Many thanks to Yehuda ben Moshe for bringing many of these examples to light in a short timeframe, and to Daniel de Lincoln for pointing out the excellent Luttrell Psalter example. Sources cited:

* Society Pages

On Saturday, November 17, 2012, Andrewe Bawldwyn, current Star Principal Herald, was made a Companion of the Order of the Star of Merit of Ansteorra. The Star of Merit is a grant-level service award.

On Saturday, December 8, 2012, at Adamestor's Yule Tournament, Garsiyya ibn Ibrahim ibn Sulaiman al-Qurtubi, Drachenwald's Post Horn Herald, was made a member of the Order of the Pelican by TRM Paul and Aryanhwy.

On a more mundane note, some of you will remember Michael Peter Desmond O'Donoghue, who was Bluemantle Pursuivant when the SCA CoA visited the UK CoA during KWHSS 2008. On May 31 of this year, the Queen appointed him to the office of York Herald.

* Send What to Whom

Letters of Intent, Comment, Response, Correction, et cetera are to be posted to the OSCAR online system. No paper copies need be sent.

Submission packets (one copy of each name form plus documentation, including petitions; two colored copies of each armory form plus two copies of any associated documentation, including petitions) to the SCA College of Arms, 3101 Lee Hwy Ste 18/19 #178, Bristol VA 24202.

Cheques or money orders for submissions, payable to "SCA Inc.-College of Arms" are to be sent to David Duggar, Attn: Laurel Chancellor of Exchequer, 1705 Holiday Pl, Bossier City, LA 71112-3706.

Send roster changes and corrections to Laurel. College of Arms members may also request a copy of the current roster from Laurel.

For a paper copy of a LoAR, please contact Laurel, at the address above. The cost for one LoAR is $3. Please make all checks or money orders payable to "SCA Inc.-College of Arms". The electronic copy of the LoAR is available free of charge. To subscribe to the mailings of the electronic copy, please see the bottom of http://heraldry.sca.org/heraldry/lists.html#lists for more instructions.

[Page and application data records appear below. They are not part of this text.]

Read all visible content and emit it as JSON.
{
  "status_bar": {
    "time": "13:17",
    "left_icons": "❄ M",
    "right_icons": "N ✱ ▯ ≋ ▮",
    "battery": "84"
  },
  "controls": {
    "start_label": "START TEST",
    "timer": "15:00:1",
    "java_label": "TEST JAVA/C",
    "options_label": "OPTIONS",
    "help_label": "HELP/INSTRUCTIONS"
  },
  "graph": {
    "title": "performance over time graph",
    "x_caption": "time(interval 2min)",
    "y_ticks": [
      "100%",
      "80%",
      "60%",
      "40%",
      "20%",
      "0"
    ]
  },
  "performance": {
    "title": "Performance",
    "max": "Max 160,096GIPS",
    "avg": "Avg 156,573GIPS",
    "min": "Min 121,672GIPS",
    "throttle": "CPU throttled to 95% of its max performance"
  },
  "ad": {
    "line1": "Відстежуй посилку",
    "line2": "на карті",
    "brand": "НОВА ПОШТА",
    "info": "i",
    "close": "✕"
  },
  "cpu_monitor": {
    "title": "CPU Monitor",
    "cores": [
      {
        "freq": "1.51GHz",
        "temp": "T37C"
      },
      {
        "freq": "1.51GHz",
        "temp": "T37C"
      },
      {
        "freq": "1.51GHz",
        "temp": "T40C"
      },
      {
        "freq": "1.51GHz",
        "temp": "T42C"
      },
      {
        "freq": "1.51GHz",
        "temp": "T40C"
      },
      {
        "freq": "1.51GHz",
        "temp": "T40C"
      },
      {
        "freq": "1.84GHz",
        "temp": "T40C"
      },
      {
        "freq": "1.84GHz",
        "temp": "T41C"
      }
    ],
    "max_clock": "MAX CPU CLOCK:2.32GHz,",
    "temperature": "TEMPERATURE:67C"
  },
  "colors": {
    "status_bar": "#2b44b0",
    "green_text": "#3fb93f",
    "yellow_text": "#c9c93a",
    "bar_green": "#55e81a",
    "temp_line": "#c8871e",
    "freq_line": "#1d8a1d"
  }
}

For all administrative matters, please contact Laurel.

Pray know that I remain,

In service,

Gabriel Kjotvason
Laurel Principal King of Arms


Created at 2012-12-31T12:45:49